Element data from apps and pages
──────────
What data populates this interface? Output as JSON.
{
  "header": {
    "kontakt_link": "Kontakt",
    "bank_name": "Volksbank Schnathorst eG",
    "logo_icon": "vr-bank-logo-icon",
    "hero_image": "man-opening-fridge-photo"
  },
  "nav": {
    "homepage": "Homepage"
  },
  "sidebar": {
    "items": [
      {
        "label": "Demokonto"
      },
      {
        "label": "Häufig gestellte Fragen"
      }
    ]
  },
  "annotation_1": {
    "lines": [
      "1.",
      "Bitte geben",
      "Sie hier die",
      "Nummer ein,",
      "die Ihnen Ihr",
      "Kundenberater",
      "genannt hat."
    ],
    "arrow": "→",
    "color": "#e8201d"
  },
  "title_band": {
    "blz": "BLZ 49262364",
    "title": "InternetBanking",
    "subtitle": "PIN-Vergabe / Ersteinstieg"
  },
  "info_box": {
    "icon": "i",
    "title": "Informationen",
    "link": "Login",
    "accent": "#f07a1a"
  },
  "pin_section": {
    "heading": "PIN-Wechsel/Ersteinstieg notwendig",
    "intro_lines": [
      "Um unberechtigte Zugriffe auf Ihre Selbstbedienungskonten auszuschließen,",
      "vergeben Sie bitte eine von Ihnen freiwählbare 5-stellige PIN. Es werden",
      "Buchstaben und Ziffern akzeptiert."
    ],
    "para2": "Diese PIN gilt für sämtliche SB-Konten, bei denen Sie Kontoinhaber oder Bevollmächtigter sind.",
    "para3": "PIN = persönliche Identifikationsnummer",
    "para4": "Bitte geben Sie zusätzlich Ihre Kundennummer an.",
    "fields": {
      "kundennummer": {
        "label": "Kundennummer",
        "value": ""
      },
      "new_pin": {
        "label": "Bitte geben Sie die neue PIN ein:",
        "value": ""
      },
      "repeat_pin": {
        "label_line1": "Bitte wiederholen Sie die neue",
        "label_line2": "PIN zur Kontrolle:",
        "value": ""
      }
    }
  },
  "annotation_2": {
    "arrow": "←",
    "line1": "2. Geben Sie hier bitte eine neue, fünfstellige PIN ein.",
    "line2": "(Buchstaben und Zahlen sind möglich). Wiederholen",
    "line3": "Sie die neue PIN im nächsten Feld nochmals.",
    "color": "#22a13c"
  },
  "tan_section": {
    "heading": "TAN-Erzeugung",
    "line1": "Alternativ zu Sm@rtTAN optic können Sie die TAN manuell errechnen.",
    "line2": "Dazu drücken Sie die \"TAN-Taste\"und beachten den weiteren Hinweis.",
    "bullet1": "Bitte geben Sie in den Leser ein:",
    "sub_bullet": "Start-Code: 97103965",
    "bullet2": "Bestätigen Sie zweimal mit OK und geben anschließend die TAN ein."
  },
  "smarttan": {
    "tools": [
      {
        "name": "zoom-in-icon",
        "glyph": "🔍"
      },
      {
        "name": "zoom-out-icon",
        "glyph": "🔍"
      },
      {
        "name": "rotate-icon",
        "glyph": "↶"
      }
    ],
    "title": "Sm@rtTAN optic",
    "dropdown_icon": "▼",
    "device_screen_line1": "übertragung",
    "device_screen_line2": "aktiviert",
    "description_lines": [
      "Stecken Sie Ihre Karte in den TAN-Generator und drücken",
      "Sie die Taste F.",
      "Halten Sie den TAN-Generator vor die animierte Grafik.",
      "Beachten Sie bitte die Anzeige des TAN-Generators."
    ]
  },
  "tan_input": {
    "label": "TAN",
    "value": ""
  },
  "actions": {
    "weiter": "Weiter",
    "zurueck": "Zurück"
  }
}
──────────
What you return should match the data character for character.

Answer section:
What data populates this interface? Output as JSON.
{
  "header": {
    "kontakt_link": "Kontakt",
    "bank_name": "Volksbank Schnathorst eG",
    "logo_icon": "vr-bank-logo-icon",
    "hero_image": "man-opening-fridge-photo"
  },
  "nav": {
    "homepage": "Homepage"
  },
  "sidebar": {
    "items": [
      {
        "label": "Demokonto"
      },
      {
        "label": "Häufig gestellte Fragen"
      }
    ]
  },
  "annotation_1": {
    "lines": [
      "1.",
      "Bitte geben",
      "Sie hier die",
      "Nummer ein,",
      "die Ihnen Ihr",
      "Kundenberater",
      "genannt hat."
    ],
    "arrow": "→",
    "color": "#e8201d"
  },
  "title_band": {
    "blz": "BLZ 49262364",
    "title": "InternetBanking",
    "subtitle": "PIN-Vergabe / Ersteinstieg"
  },
  "info_box": {
    "icon": "i",
    "title": "Informationen",
    "link": "Login",
    "accent": "#f07a1a"
  },
  "pin_section": {
    "heading": "PIN-Wechsel/Ersteinstieg notwendig",
    "intro_lines": [
      "Um unberechtigte Zugriffe auf Ihre Selbstbedienungskonten auszuschließen,",
      "vergeben Sie bitte eine von Ihnen freiwählbare 5-stellige PIN. Es werden",
      "Buchstaben und Ziffern akzeptiert."
    ],
    "para2": "Diese PIN gilt für sämtliche SB-Konten, bei denen Sie Kontoinhaber oder Bevollmächtigter sind.",
    "para3": "PIN = persönliche Identifikationsnummer",
    "para4": "Bitte geben Sie zusätzlich Ihre Kundennummer an.",
    "fields": {
      "kundennummer": {
        "label": "Kundennummer",
        "value": ""
      },
      "new_pin": {
        "label": "Bitte geben Sie die neue PIN ein:",
        "value": ""
      },
      "repeat_pin": {
        "label_line1": "Bitte wiederholen Sie die neue",
        "label_line2": "PIN zur Kontrolle:",
        "value": ""
      }
    }
  },
  "annotation_2": {
    "arrow": "←",
    "line1": "2. Geben Sie hier bitte eine neue, fünfstellige PIN ein.",
    "line2": "(Buchstaben und Zahlen sind möglich). Wiederholen",
    "line3": "Sie die neue PIN im nächsten Feld nochmals.",
    "color": "#22a13c"
  },
  "tan_section": {
    "heading": "TAN-Erzeugung",
    "line1": "Alternativ zu Sm@rtTAN optic können Sie die TAN manuell errechnen.",
    "line2": "Dazu drücken Sie die \"TAN-Taste\"und beachten den weiteren Hinweis.",
    "bullet1": "Bitte geben Sie in den Leser ein:",
    "sub_bullet": "Start-Code: 97103965",
    "bullet2": "Bestätigen Sie zweimal mit OK und geben anschließend die TAN ein."
  },
  "smarttan": {
    "tools": [
      {
        "name": "zoom-in-icon",
        "glyph": "🔍"
      },
      {
        "name": "zoom-out-icon",
        "glyph": "🔍"
      },
      {
        "name": "rotate-icon",
        "glyph": "↶"
      }
    ],
    "title": "Sm@rtTAN optic",
    "dropdown_icon": "▼",
    "device_screen_line1": "übertragung",
    "device_screen_line2": "aktiviert",
    "description_lines": [
      "Stecken Sie Ihre Karte in den TAN-Generator und drücken",
      "Sie die Taste F.",
      "Halten Sie den TAN-Generator vor die animierte Grafik.",
      "Beachten Sie bitte die Anzeige des TAN-Generators."
    ]
  },
  "tan_input": {
    "label": "TAN",
    "value": ""
  },
  "actions": {
    "weiter": "Weiter",
    "zurueck": "Zurück"
  }
}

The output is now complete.